Posted in Classroom Management, classroom safety, Grades 6-12, Grades K-5, Higher Education, Lesson Planning, Schools, Uncategorized
Tagged Common cold, Conditions and Diseases, Flu season, Flu Symptoms, Health, Infectious disease
This is a beautifully written letter – one I’m sure many of us would have loved to have written but just haven’t gotten around to. Thank you for sharing lisamyers.org!
To America from a Teacher.
It’s amazing that the NRA and gun enthusiasts eagerly tout placing guns in the hands of teachers in order for them to protect their students. Clearly, they have no concept of what a teacher is already responsible for in the classroom – especially when it comes to younger students.
A teacher’s role is that of educator, assessor, mother, father, nurse, counselor, nutritionist, self-esteem builder, protector, and role model in addition to a myriad of other roles.

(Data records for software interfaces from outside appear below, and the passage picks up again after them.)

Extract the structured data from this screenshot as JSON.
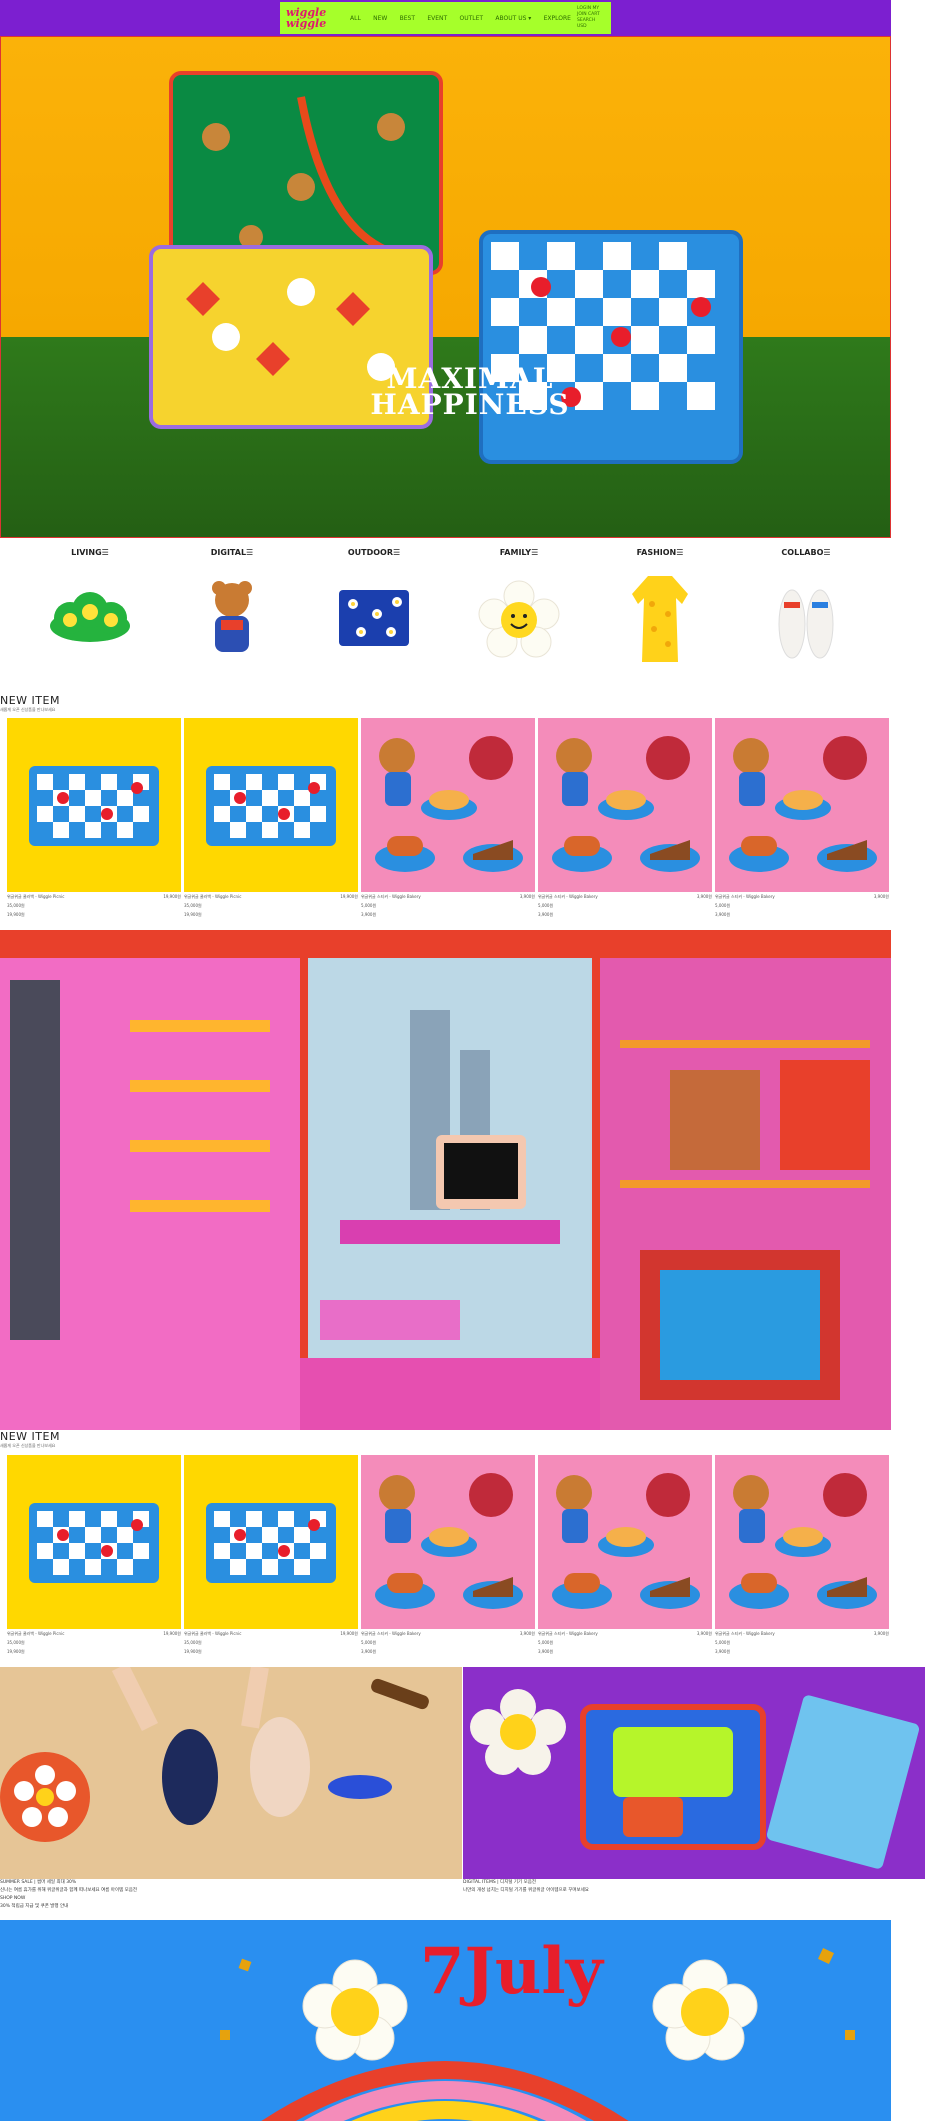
{
  "header": {
    "logo": "wiggle wiggle",
    "menu": [
      "ALL",
      "NEW",
      "BEST",
      "EVENT",
      "OUTLET",
      "ABOUT US ▾",
      "EXPLORE"
    ],
    "util": [
      "LOGIN  MY",
      "JOIN CART",
      "SEARCH",
      "USD"
    ]
  },
  "hero": {
    "title_line1": "MAXIMAL",
    "title_line2": "HAPPINESS"
  },
  "categories": [
    {
      "label": "LIVING☰",
      "icon": "cloud-cushion-icon"
    },
    {
      "label": "DIGITAL☰",
      "icon": "bear-doll-icon"
    },
    {
      "label": "OUTDOOR☰",
      "icon": "flower-pouch-icon"
    },
    {
      "label": "FAMILY☰",
      "icon": "smile-flower-icon"
    },
    {
      "label": "FASHION☰",
      "icon": "yellow-robe-icon"
    },
    {
      "label": "COLLABO☰",
      "icon": "slippers-icon"
    }
  ],
  "new_item_1": {
    "title": "NEW ITEM",
    "subtitle": "새롭게 오픈 신상품을 만나보세요",
    "products": [
      {
        "name": "위글위글 쿨러백 - Wiggle Picnic",
        "price": "19,900원",
        "line2": "35,000원",
        "line3": "19,900원"
      },
      {
        "name": "위글위글 쿨러백 - Wiggle Picnic",
        "price": "19,900원",
        "line2": "35,000원",
        "line3": "19,900원"
      },
      {
        "name": "위글위글 스티커 - Wiggle Bakery",
        "price": "3,900원",
        "line2": "5,000원",
        "line3": "3,900원"
      },
      {
        "name": "위글위글 스티커 - Wiggle Bakery",
        "price": "3,900원",
        "line2": "5,000원",
        "line3": "3,900원"
      },
      {
        "name": "위글위글 스티커 - Wiggle Bakery",
        "price": "3,900원",
        "line2": "5,000원",
        "line3": "3,900원"
      }
    ]
  },
  "new_item_2": {
    "title": "NEW ITEM",
    "subtitle": "새롭게 오픈 신상품을 만나보세요",
    "products": [
      {
        "name": "위글위글 쿨러백 - Wiggle Picnic",
        "price": "19,900원",
        "line2": "35,000원",
        "line3": "19,900원"
      },
      {
        "name": "위글위글 쿨러백 - Wiggle Picnic",
        "price": "19,900원",
        "line2": "35,000원",
        "line3": "19,900원"
      },
      {
        "name": "위글위글 스티커 - Wiggle Bakery",
        "price": "3,900원",
        "line2": "5,000원",
        "line3": "3,900원"
      },
      {
        "name": "위글위글 스티커 - Wiggle Bakery",
        "price": "3,900원",
        "line2": "5,000원",
        "line3": "3,900원"
      },
      {
        "name": "위글위글 스티커 - Wiggle Bakery",
        "price": "3,900원",
        "line2": "5,000원",
        "line3": "3,900원"
      }
    ]
  },
  "promos": [
    {
      "line1": "SUMMER SALE | 썸머 세일 최대 30%",
      "line2": "신나는 여름 휴가를 위해 위글위글과 함께 떠나보세요 여름 아이템 모음전",
      "line3": "SHOP NOW",
      "line4": "30% 적립금 지급 및 쿠폰 발행 안내"
    },
    {
      "line1": "DIGITAL ITEMS | 디지털 기기 모음전",
      "line2": "나만의 개성 넘치는 디지털 기기를 위글위글 아이템으로 꾸며보세요",
      "line3": "",
      "line4": ""
    }
  ],
  "july": {
    "text": "7July"
  },
  "colors": {
    "header": "#7c1fd0",
    "nav": "#a6ff2a",
    "hero": "#fbb209",
    "yellow_tile": "#ffd800",
    "pink_tile": "#f48cba",
    "july_bg": "#2a8ff0"
  }
}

Regular education classroom student counts can range from 16 to 35 plus.
I have reflected on my classroom and my kindergarten students and as hard as I try to visualize a scenario where I would have to settle 17 frightened students long enough to retrieve a locked and loaded gun to better protect them, I can’t fathom it being physically possible.
Yes, I have a moral obligation to protect my students and I will always do that to the best of my ability. I also have a moral obligation to be the best role model that I can be for them. The thought of having my students see me or any other teacher or administrator (the good guys) with gun pointed at the bad guys is incomprehensible to me.
There are many strategies already in place in schools across the nation to protect our children. There are also many other cost-effective strategies that can be used such as bullet proof windows and entry doors which might buy the added time needed for a successful school wide lock-down.
The Sandy Hook tragedy has awakened the nation to the societal needs we all need to address to prevent future tragedies. Rather than escalate an already gun-infused society, let’s begin early on in a child’s life to identify and respond to the signs of impending future loss of control by focusing on a child’s physiological, social and emotional needs in addition to academic needs. A balanced approach addressing the needs of the whole child can lead to the successful completion of the educational journey in addition to providing the child a well-established sense of self-worth advancing a self-assured, productive member of society.
Posted in classroom safety, Grades 6-12, Grades K-5, guns in classroom, Higher Education, Schools, Students, teacher responsibilities
Tagged Classroom, Education, NRA, Sandy Hook, Student, Teacher, Utah